That year they gave nearly 400 presentations.
Young Speakers from Darwen Aldridge Community Academy took part in Radio 4’s Go4It programme – reaching around 448,000 listeners.
DACA Young Speakers addressed media and VIP guests at Walker Books launch of Teach Your Granny To Text.
Students took part in residential training courses, where they were training in public-speaking, presentation skills, team-working, event organisation, design and campaigning. They then set about arranging their presentations and going out to deliver these.
Messages were based on the actions from the book “Teach Your Granny To Text”, published by WAWWD in autumn 2008. This book was sent free of charge to every school in the country through funding provided by the Department for Children Schools and Families, and provided a great basis for presentations, as well as generating interest from schools around the country.
In February 2009, all Young Speakers who had taken part in the first year of the programme came together in London for a celebration event. Each of the two hundred young people received a certificate signed by WAWWD and Rod Aldridge, thanking them for their work over the past year.
Year Two: 2009-10
Following the success of year one, The Foundation decided to carry on supporting the pilot in the second year. A stipulation of this support was an evaluation report.

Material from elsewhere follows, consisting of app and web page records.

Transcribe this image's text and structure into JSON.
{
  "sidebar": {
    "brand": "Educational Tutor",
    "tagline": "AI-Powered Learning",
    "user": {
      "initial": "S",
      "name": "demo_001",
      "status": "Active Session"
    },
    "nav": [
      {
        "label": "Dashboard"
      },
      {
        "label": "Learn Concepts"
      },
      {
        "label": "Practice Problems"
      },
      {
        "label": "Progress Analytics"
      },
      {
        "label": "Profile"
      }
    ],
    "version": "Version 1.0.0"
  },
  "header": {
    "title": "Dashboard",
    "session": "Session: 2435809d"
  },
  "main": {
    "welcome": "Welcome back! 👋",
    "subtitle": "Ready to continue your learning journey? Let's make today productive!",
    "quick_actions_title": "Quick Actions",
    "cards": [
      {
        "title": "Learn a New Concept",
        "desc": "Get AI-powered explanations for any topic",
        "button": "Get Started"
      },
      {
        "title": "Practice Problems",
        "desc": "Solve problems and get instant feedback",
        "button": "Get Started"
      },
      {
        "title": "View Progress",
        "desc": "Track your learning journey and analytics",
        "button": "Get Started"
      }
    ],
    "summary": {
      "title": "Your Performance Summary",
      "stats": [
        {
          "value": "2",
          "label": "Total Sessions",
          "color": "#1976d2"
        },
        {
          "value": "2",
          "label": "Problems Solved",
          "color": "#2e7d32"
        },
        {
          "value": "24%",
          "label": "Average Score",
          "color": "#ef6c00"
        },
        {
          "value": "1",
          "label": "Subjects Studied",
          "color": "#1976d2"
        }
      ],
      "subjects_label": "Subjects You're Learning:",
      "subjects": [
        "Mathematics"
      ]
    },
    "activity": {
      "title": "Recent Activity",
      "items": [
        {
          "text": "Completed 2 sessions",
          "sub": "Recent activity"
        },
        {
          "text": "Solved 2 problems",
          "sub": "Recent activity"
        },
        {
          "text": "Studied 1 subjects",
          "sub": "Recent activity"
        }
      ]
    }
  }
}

| Year Two Highlights
The programme extended into the South West of England.
By the end of the programme, 450 young speakers had been trained.
Over the course of the two years, 71,000 children had taken part in presentations by Young Speakers.
The IPSE/LMU evaluation was completed and published.
This was in due course commissioned from IPSE at the London Metropolitan University, and published in 2010.
A key part of Year Two was the addition of the Ambassadors programme. This allowed students who had taken part in the first year to become further engaged by providing insight and support to the We Are What We Do team, and more importantly, to mentor the newer young speakers and work with them in developing their campaigns. Two students from DACA were delighted to maintain involvement this way.
Another exciting innovation in Year Two was a tailor made social networking website which provided a means for Young Speakers to showcase their activities (recordable for coursework and portfolios). Groups by school and area were established, enabling Young Speakers to connect with others to share ideas, pictures and videos.
- The evaluation report showed that a number of entrepreneurial skills had been developed by the programme, such as team-building, public-speaking and communication skills.
- It was showed that teachers had observed growing confidence in the young people taking part in the programme, especially amongst those from disadvantaged backgrounds.
- These skills were crucial to employability, and would stand students in good stead in the employment market.
- Students talked of the benefits of learning from someone of their own age. This form of peer-to-peer education was hugely valuable in spreading messages of social action and change, and inspiring others to become entrepreneurial and devise positive solutions for local communities.
Materials and campaigning tools are now available on the WAWWD Young Speakers Website, which enables any young person across the country to run their own campaigns in their own local area.
WAWWD now offer training within any school in the country to enable as many young people as possible to take part in projects and become part of their global movement. The programme is now open to secondary school students of any age, meaning that more young speakers will be spreading the word.The aim of both the Foundation and WAWWD going forward is to secure a sustainable method of ensuring that this can be rolled out to schools nationwide.
To download the evaluation report, click here.
To find out more visit here